Because XML is so flexible, there's no single-step solution to importing and exporting XML. You can't, for example, just perform an Open XML command since Excel doesn't know which XML format you're using. Instead, you first need to give Excel some information about the specific format you're using and tell Excel how to extract the data you need.
Excel makes this possible through a set of features called XML mapping . XML mapping lets you link a specific XML format to a specific spreadsheet. Once you set up this link, you can use it in two ways: to export data from your worksheet into an XML document, or to import the contents of an XML document into your worksheet.

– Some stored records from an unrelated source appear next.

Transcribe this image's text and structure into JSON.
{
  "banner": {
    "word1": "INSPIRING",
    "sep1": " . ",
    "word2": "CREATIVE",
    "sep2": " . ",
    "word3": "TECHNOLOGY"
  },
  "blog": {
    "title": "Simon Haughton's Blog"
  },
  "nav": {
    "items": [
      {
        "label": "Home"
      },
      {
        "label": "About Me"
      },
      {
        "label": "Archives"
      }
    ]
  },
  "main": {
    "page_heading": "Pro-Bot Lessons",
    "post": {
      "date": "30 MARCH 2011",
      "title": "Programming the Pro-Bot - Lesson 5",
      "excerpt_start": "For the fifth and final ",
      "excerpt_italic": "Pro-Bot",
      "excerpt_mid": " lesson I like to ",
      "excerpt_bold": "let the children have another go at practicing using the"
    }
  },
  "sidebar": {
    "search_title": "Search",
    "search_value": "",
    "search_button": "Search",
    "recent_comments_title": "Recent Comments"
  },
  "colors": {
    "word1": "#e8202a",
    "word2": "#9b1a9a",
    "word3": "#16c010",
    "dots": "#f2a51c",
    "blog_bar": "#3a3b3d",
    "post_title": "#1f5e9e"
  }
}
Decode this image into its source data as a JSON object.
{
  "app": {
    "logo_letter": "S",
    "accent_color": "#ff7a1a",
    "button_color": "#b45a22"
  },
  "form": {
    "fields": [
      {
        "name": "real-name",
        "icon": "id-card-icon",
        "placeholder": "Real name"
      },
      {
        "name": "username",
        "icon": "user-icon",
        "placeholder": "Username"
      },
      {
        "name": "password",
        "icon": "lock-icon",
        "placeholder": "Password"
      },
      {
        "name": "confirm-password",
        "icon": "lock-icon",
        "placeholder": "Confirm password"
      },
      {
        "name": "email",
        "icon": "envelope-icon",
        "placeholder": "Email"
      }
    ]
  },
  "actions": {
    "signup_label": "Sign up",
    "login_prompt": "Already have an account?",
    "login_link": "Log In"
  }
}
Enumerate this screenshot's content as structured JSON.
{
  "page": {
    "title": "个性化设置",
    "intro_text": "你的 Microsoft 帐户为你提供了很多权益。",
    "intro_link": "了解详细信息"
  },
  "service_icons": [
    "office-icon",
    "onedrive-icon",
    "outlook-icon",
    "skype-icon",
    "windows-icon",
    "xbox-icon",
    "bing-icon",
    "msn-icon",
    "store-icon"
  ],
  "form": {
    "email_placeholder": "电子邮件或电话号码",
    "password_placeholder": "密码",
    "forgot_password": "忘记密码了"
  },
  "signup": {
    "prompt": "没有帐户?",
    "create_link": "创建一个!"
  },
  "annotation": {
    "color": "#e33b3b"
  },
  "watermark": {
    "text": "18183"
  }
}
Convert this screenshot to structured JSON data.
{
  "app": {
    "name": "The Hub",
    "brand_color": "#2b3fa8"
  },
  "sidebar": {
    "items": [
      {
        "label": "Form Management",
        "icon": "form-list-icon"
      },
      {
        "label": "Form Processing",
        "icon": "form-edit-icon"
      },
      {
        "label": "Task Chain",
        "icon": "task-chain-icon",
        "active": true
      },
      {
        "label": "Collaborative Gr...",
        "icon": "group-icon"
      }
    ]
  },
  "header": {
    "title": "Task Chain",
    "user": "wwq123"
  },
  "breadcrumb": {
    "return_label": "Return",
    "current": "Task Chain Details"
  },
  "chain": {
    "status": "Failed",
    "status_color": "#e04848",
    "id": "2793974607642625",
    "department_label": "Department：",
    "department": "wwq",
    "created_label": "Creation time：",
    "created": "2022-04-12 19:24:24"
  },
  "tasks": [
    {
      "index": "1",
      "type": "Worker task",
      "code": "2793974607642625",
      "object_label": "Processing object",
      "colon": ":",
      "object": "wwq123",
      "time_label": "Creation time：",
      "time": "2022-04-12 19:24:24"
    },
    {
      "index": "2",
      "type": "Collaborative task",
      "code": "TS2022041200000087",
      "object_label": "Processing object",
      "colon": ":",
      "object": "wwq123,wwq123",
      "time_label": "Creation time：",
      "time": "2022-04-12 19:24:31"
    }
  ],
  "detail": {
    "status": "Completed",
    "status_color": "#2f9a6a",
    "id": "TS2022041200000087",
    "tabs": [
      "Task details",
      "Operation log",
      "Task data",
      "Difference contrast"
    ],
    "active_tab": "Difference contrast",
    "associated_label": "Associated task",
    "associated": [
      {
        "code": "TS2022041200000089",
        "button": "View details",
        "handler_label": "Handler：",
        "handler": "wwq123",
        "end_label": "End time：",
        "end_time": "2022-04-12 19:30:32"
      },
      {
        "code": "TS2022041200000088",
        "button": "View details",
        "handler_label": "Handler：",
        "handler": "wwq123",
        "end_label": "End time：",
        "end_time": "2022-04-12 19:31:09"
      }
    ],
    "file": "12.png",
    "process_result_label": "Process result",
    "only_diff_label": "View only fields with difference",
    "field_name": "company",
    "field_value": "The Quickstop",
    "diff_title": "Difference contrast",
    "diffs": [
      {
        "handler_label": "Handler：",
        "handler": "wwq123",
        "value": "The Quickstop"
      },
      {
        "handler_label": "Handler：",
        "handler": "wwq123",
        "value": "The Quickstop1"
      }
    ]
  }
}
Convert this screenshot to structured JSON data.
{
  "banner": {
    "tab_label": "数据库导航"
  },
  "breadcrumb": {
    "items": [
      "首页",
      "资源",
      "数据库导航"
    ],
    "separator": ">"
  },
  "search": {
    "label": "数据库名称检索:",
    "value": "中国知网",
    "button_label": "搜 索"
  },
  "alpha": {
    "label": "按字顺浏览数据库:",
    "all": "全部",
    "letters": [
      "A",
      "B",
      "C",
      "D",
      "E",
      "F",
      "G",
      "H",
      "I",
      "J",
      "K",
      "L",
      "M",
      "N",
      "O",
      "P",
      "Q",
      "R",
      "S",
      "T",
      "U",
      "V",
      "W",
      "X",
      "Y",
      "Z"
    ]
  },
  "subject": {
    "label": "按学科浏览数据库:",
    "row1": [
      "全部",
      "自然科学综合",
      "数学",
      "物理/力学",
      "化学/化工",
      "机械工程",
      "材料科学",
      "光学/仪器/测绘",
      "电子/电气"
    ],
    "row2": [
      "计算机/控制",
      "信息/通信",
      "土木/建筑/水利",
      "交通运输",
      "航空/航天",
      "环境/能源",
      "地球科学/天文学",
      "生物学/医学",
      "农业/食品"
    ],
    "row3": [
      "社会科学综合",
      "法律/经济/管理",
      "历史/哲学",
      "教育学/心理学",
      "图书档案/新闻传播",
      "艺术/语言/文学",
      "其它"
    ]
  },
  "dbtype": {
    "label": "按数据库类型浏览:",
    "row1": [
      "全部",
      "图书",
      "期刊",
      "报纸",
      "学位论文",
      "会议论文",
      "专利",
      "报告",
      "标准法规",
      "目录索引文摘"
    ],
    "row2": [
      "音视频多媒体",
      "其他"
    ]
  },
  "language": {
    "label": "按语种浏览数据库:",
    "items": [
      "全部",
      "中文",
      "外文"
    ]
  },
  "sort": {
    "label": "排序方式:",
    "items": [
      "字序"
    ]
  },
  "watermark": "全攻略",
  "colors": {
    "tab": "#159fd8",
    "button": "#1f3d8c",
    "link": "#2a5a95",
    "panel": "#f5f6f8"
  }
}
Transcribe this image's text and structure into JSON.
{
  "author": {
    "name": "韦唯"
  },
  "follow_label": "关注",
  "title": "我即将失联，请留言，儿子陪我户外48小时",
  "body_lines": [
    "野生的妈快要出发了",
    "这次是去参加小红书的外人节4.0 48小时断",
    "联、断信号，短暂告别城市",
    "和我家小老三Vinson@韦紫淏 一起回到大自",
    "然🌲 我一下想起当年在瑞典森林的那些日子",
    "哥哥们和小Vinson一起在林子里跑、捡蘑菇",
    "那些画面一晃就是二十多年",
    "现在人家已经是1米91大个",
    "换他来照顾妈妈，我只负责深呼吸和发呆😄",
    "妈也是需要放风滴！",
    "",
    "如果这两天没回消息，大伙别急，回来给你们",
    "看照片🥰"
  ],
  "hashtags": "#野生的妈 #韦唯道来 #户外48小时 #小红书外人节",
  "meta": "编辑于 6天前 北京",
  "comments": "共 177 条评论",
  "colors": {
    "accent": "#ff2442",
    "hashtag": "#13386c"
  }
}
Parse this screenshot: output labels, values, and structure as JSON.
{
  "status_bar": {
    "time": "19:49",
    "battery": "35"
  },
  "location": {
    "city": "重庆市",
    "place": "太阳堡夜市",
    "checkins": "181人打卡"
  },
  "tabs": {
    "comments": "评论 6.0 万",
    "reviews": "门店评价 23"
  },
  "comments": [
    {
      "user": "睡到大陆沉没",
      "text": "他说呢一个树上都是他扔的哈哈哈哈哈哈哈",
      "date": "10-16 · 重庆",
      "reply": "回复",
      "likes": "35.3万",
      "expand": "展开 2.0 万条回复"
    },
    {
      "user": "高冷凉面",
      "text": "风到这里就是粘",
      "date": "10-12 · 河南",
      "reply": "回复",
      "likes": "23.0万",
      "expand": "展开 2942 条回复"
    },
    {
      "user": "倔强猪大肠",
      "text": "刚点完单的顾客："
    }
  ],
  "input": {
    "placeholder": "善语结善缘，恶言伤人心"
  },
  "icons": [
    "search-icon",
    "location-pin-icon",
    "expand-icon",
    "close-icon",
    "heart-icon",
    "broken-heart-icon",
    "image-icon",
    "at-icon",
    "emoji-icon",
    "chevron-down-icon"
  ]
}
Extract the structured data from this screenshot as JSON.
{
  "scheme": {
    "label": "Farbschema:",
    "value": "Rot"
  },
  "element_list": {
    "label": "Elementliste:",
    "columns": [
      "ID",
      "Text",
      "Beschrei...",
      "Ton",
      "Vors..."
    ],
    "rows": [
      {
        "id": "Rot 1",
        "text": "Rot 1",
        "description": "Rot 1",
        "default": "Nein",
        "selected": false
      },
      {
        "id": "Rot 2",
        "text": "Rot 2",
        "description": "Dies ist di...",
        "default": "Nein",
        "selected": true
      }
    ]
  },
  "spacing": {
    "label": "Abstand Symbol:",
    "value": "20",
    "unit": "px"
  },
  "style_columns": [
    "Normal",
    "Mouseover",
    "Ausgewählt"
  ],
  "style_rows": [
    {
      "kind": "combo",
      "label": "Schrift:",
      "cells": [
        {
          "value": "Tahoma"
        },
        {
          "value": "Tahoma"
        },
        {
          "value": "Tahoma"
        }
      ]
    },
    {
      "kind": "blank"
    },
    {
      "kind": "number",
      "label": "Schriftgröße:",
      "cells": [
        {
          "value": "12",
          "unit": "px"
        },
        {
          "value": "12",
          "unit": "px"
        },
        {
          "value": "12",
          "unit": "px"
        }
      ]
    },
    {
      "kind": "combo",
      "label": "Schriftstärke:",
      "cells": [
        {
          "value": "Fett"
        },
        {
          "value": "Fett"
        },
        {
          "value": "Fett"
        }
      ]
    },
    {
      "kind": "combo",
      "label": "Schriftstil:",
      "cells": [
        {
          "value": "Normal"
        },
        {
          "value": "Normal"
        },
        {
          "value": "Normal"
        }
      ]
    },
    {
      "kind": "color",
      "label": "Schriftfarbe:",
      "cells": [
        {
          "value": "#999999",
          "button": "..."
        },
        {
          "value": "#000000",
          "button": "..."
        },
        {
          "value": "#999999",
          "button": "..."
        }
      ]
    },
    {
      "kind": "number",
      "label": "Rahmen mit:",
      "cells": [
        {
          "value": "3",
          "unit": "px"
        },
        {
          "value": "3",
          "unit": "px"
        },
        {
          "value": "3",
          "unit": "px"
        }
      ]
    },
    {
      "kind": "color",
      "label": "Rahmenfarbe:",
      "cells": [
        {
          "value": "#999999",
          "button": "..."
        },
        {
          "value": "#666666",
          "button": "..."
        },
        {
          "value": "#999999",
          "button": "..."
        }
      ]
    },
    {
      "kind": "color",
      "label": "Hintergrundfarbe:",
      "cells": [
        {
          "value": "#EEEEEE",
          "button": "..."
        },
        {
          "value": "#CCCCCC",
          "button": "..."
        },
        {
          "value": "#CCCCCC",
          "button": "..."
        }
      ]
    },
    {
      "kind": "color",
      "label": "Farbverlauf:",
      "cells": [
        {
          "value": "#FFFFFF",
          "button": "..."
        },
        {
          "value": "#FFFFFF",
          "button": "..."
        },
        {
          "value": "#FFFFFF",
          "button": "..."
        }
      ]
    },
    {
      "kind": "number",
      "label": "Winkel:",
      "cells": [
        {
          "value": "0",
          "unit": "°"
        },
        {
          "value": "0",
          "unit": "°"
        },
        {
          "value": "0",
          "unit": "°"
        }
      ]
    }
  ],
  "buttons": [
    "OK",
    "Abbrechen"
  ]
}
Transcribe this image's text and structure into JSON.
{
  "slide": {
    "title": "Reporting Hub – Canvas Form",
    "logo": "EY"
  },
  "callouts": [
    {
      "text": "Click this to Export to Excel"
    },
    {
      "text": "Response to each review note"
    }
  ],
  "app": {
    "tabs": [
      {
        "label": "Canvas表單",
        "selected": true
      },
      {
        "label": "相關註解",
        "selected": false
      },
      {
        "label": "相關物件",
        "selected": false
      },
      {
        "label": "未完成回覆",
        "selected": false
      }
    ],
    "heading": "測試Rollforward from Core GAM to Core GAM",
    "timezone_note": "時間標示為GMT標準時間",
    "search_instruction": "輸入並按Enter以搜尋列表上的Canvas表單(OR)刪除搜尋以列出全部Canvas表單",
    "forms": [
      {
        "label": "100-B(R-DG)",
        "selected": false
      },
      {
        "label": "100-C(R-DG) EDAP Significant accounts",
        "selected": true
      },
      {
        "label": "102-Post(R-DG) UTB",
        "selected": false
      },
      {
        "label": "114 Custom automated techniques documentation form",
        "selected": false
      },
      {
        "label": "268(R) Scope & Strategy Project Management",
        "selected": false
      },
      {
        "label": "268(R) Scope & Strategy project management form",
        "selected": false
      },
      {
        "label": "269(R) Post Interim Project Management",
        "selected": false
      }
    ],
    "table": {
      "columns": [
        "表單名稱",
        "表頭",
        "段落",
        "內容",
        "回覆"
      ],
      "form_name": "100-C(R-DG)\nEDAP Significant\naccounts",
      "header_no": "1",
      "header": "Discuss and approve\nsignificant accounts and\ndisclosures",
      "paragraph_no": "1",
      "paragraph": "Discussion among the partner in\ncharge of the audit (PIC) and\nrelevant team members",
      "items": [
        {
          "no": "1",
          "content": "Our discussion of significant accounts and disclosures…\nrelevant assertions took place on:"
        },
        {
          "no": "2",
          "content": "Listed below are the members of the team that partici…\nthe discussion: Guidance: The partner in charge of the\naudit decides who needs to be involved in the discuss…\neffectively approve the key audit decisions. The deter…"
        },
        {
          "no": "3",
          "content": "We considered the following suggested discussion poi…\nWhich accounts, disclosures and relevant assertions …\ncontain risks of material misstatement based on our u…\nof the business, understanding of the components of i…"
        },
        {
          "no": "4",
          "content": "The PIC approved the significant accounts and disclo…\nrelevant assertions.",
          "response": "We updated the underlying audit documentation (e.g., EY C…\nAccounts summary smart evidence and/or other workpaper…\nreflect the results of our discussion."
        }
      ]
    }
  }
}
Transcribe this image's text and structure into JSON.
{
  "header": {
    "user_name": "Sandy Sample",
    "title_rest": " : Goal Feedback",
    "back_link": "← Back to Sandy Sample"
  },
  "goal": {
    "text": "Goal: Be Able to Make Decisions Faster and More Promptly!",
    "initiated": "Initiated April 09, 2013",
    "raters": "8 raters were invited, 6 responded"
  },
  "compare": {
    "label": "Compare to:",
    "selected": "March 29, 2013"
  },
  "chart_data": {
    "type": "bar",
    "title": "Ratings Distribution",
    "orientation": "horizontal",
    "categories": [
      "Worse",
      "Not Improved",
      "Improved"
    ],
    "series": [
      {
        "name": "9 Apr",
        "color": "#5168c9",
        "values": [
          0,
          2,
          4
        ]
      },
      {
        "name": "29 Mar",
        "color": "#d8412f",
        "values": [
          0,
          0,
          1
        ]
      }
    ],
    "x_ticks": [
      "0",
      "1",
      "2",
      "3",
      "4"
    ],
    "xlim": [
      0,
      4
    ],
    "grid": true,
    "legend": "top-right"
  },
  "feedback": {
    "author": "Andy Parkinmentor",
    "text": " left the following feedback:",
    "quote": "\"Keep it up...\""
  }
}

The simplest way to map an XML document is to link each element in the XML document to a single cell in a worksheet. Then, when you import the document, the data flows out of the elements and into the linked cells.
You can find all the XML files used in this chapter on the "Missing CD" page at MissingManuals.com. You can then use these files to map your own worksheets.
To try this out, you can use the simple Student.xml document shown below, which stores the test and assignment scores for a single student.
<?xml version="1.0" ?> <Student> <Name>Lisa Chen</Name> <StudentID>45349920</StudentID> <Test1_Score>75</Test1_Score> <Test2_Score>63.23</Test2_Score> <Assignment1_Score>94</Assignment1_Score> <Assignment2_Score>90</Assignment2_Score> </Student>
Keep in mind that in ...